The return of Young Justice does a new spin on an old trope: all of the adults vanish suddenly, leaving a world full of kids behind. What makes this redux of an ancient concept different is that we get the adults’ perspective too, because in their eyes, the kids have vanished. So we are not only playing on children’s fear, the show straight-up charges into adult fear as well. In the end, the shape-and-age-shifting Captain Marvel is the only one who can travel between the two new dimensions and help coordinate an attack to defeat the chaotic, evil-personified Klarion and merge the two dimensions back together. But it comes at a truly vicious cost . . .
Yeah, Zatanna has finally joined the team, but in a way she never wanted to. In the beginning, she wanted her father to give her space, and now she will have plenty of it… forever, thanks to Doctor Fate. And the supervillain group The Light (which Klarion is part of) have won yet another trophy thanks to their manipulations. It’s clear the show is building up to something, and there aren’t many episodes left in the first season. We will find out what that is very soon.
The two interstitials were a very random Aardman clay-mation short and a different, comedic short set around Plastic Man.
The Aardman one made very little sense and if there was a joke, I didn’t get it. Aardman is capable of producing some hilarious stuff but I just plain didn’t get the humor of their contribution. The Plastic Man short was based around Plastic Man’s shapeshifting abilities (and his total inability to understand the description of a person), which was more amusing. It was also helped by Tom Kenny’s superb delivery. He has Plastic Man nailed.
However, the shorts seemed inserted into the block at random (the Aardman short didn’t run until after Green Lantern was over, and Plastic Man interrupted Young Justice halfway through at a highly inappropriate time). A permanent spot to run shorts needs to be found. If I were to choose I would prefer either before or after the shows. Young Justice in particular is seriously dark and a light-hearted short just kills the momentum no matter how funny it is.
In short, the good-to-great programming is marred by very bland packaging.

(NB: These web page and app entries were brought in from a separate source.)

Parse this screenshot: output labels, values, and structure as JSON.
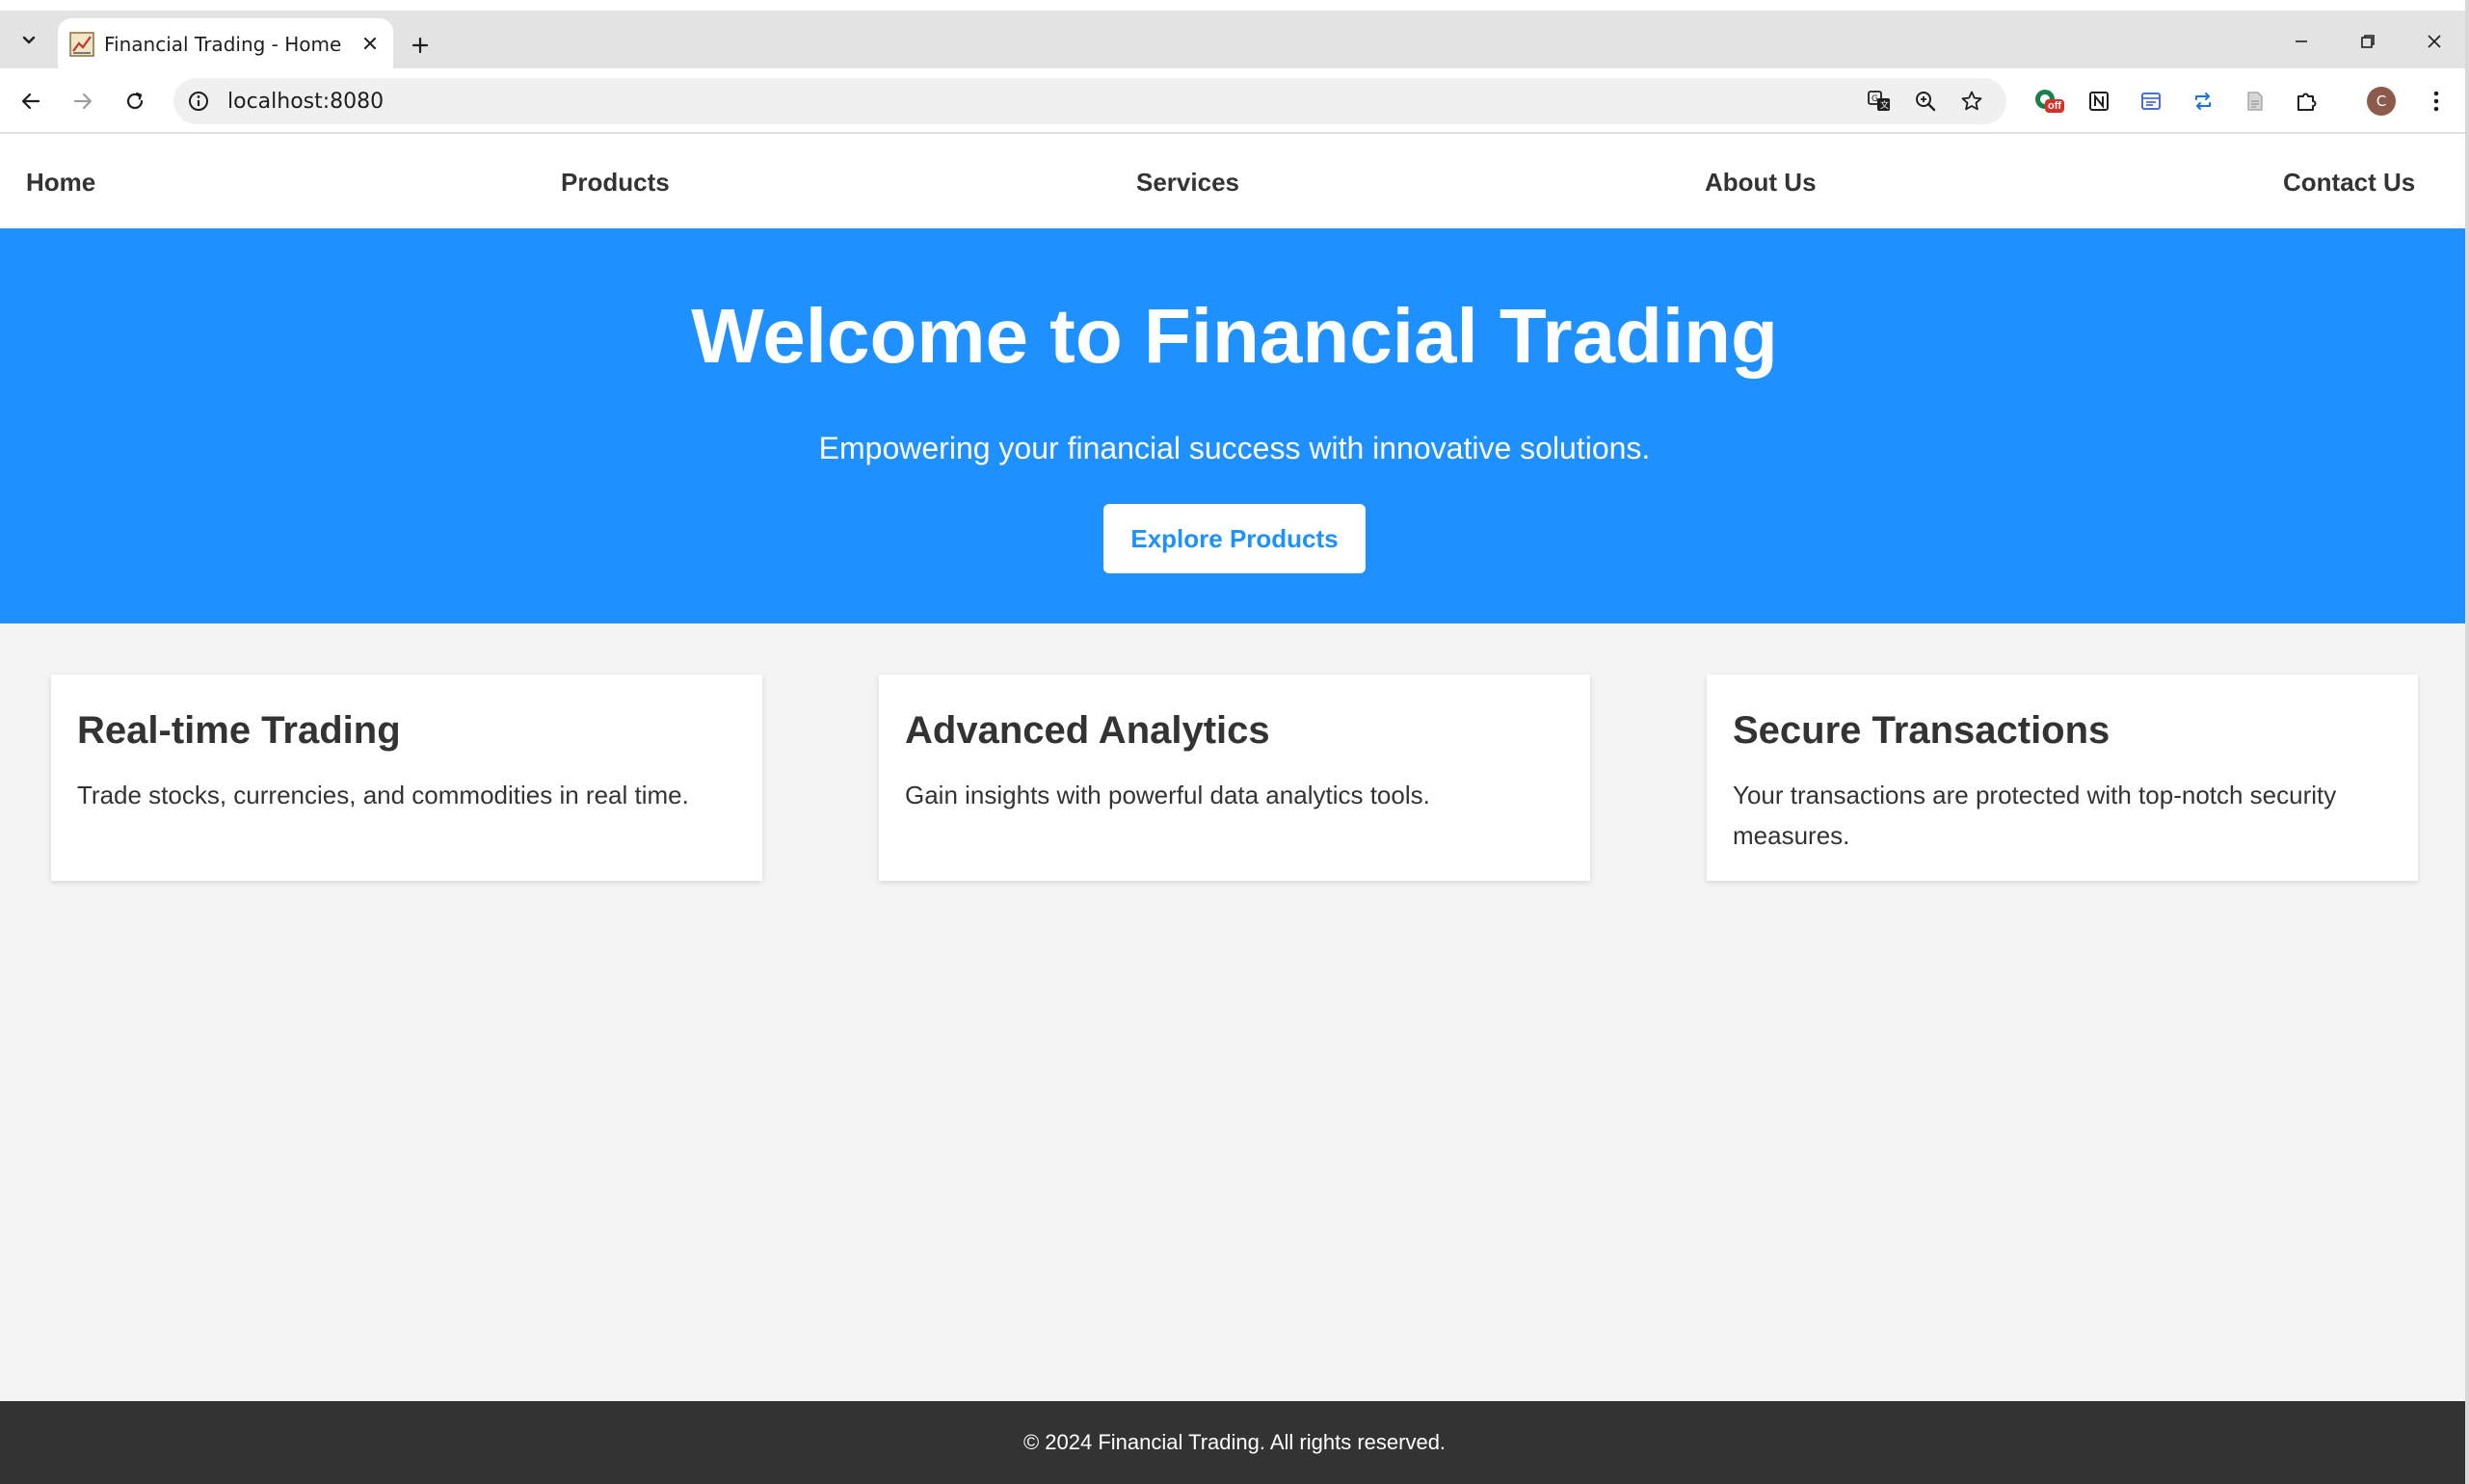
{
  "browser": {
    "tab_title": "Financial Trading - Home",
    "url": "localhost:8080",
    "extension_badge": "off",
    "profile_initial": "C"
  },
  "nav": {
    "home": "Home",
    "products": "Products",
    "services": "Services",
    "about": "About Us",
    "contact": "Contact Us"
  },
  "hero": {
    "title": "Welcome to Financial Trading",
    "subtitle": "Empowering your financial success with innovative solutions.",
    "button": "Explore Products"
  },
  "features": [
    {
      "title": "Real-time Trading",
      "text": "Trade stocks, currencies, and commodities in real time."
    },
    {
      "title": "Advanced Analytics",
      "text": "Gain insights with powerful data analytics tools."
    },
    {
      "title": "Secure Transactions",
      "text": "Your transactions are protected with top-notch security measures."
    }
  ],
  "footer": {
    "text": "© 2024 Financial Trading. All rights reserved."
  },
  "colors": {
    "hero_bg": "#1e90ff",
    "page_bg": "#f4f4f4",
    "footer_bg": "#333333",
    "text": "#333333"
  }
}
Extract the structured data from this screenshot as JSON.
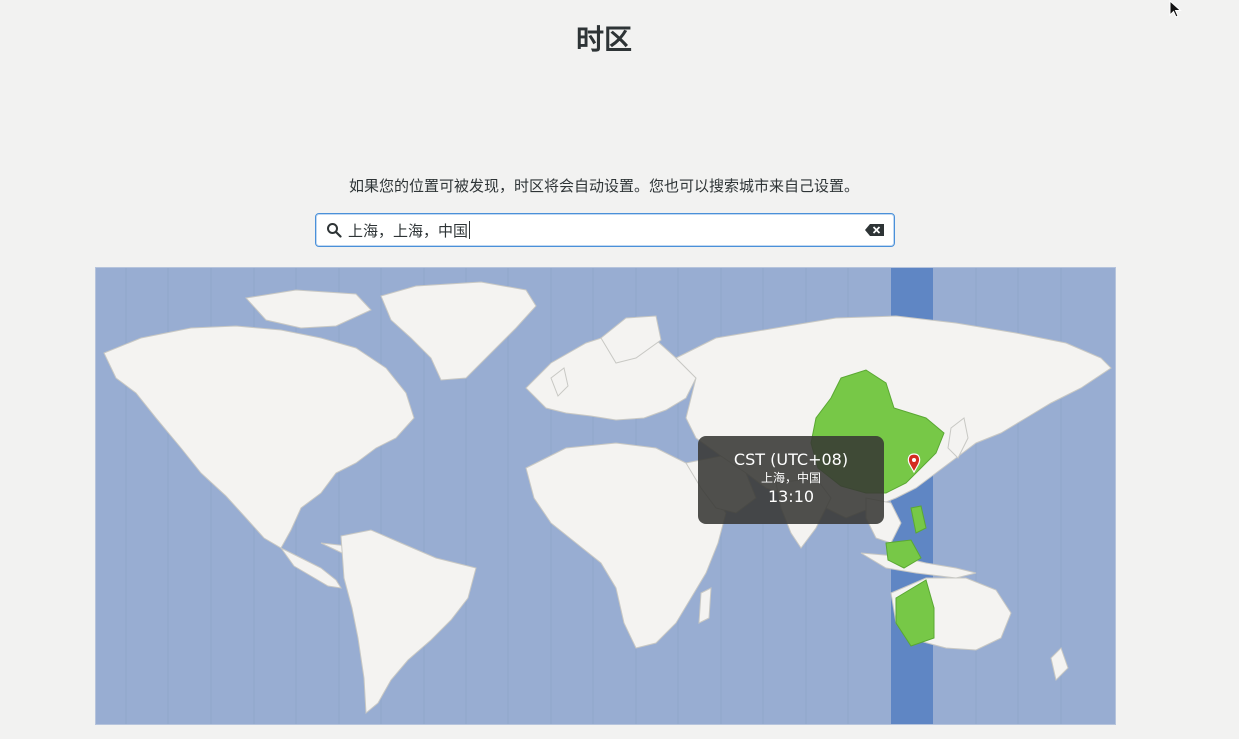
{
  "page": {
    "title": "时区",
    "description": "如果您的位置可被发现，时区将会自动设置。您也可以搜索城市来自己设置。"
  },
  "search": {
    "value": "上海，上海，中国",
    "icon": "search-icon",
    "clear_icon": "clear-text-icon"
  },
  "map": {
    "highlight_color": "#77c847",
    "ocean_color": "#98add2",
    "land_color": "#f4f3f1",
    "selected_band_color": "#5f86c4"
  },
  "tooltip": {
    "timezone": "CST (UTC+08)",
    "location": "上海，中国",
    "time": "13:10"
  }
}
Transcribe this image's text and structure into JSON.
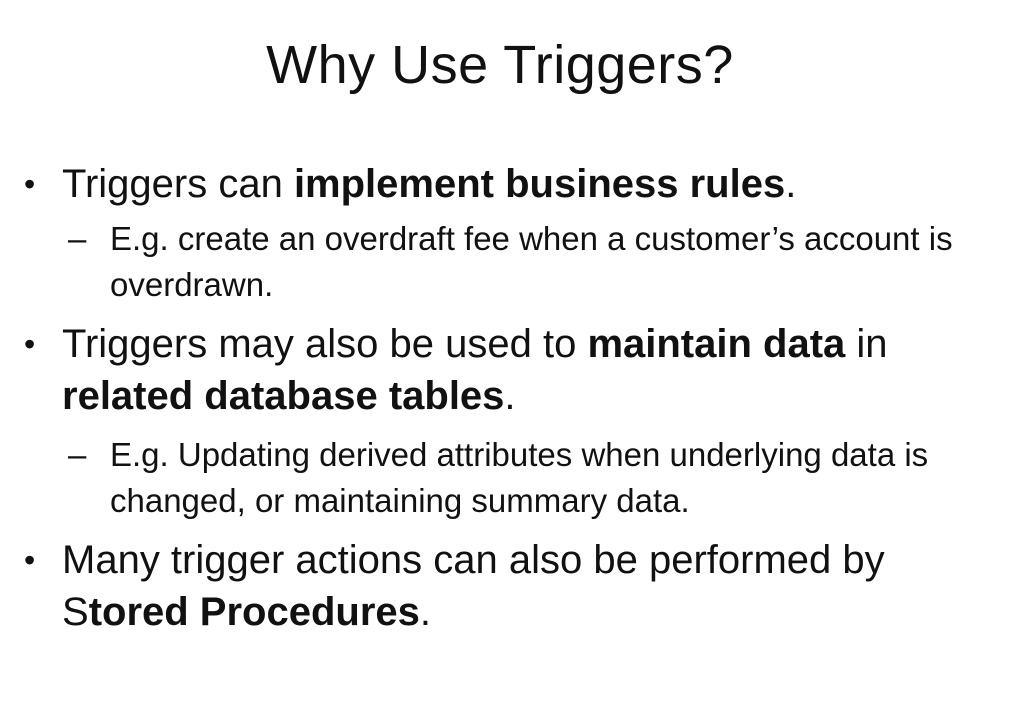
{
  "slide": {
    "title": "Why Use Triggers?"
  },
  "bullets": [
    {
      "marker": "•",
      "text_a": "Triggers can ",
      "bold_a": "implement business rules",
      "text_b": ".",
      "sub": {
        "marker": "–",
        "text": "E.g. create an overdraft fee when a customer’s account is overdrawn."
      }
    },
    {
      "marker": "•",
      "text_a": "Triggers may also be used to ",
      "bold_a": "maintain data",
      "text_b": " in ",
      "bold_b": "related database tables",
      "text_c": ".",
      "sub": {
        "marker": "–",
        "text": "E.g. Updating derived attributes when underlying data is changed, or maintaining summary data."
      }
    },
    {
      "marker": "•",
      "text_a": "Many trigger actions can also be performed by S",
      "bold_a": "tored Procedures",
      "text_b": "."
    }
  ]
}
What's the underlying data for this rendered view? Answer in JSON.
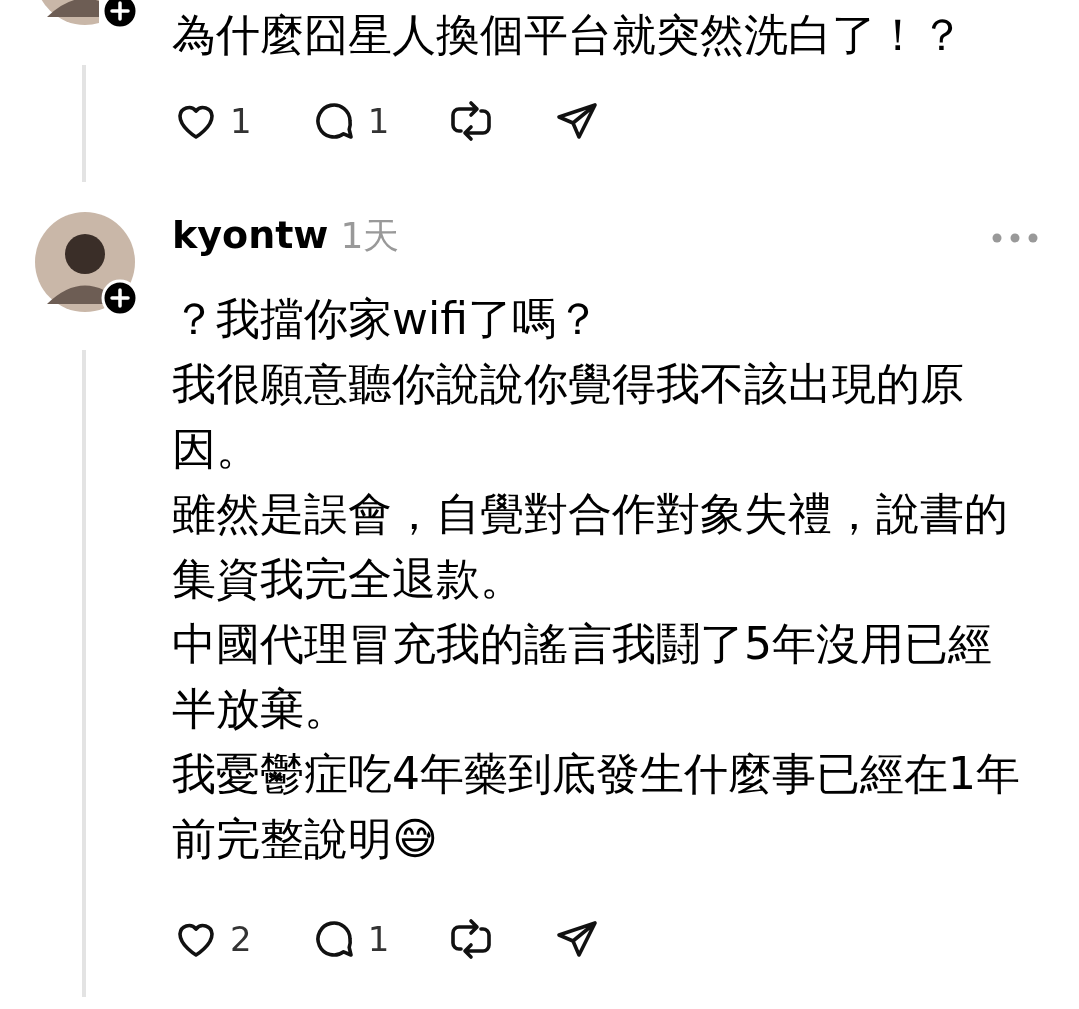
{
  "posts": [
    {
      "kind": "cut-off",
      "paragraphs": [
        "為什麼囧星人換個平台就突然洗白了！？"
      ],
      "likes": "1",
      "replies": "1"
    },
    {
      "kind": "full",
      "username": "kyontw",
      "time": "1天",
      "paragraphs": [
        "？我擋你家wifi了嗎？",
        "我很願意聽你說說你覺得我不該出現的原因。",
        "雖然是誤會，自覺對合作對象失禮，說書的集資我完全退款。",
        "中國代理冒充我的謠言我鬪了5年沒用已經半放棄。",
        "我憂鬱症吃4年藥到底發生什麼事已經在1年前完整說明😅"
      ],
      "likes": "2",
      "replies": "1"
    }
  ]
}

The credits for both Green Lantern and Young Justice have been practically obliterated by grouping them together and accelerating them enough to squeeze both sets in 25 seconds. Young Justice‘s pathetically short intro has been cut even further, to the point where it’s scarcely a couple of seconds. Anyone missing Toonami intros yet?
In other words, DC Nation just feels like a spot to throw the DC Comics shows and interstitials, more than a dedicated, cared-for block. The apathy shown by Cartoon Network and their reluctance to even mention DC Nation as a block shows that DC Nation has basically been thrown to the wolves. The time and care hasn’t been taken to distinguish the block from the rest of the network. The block is being set up for failure.
However, the quality of the two shows may be enough to keep the block going until the block has a chance to estanblish itself. Neither show is bad, and Young Justice in particular remains a exemplary example of animated action. If the shows themselves keep kids watching, that will keep DC Nation in existence. But it is clear that the branding of the block itself hasn’t been developed to keep audiences glued to the television the way past blocks such as Toonami and Miguzi once did.
This means Marvel Universe has a very low bar to clear in the block branding department. Even if Marvel tries and looks ridiculous, that’s better than not trying (or caring) at all.
That’s the impression I’m left from DC Nation. Like the powers that be just plain don’t care. It is up to us to care, and that doesn’t bode well for any program or block.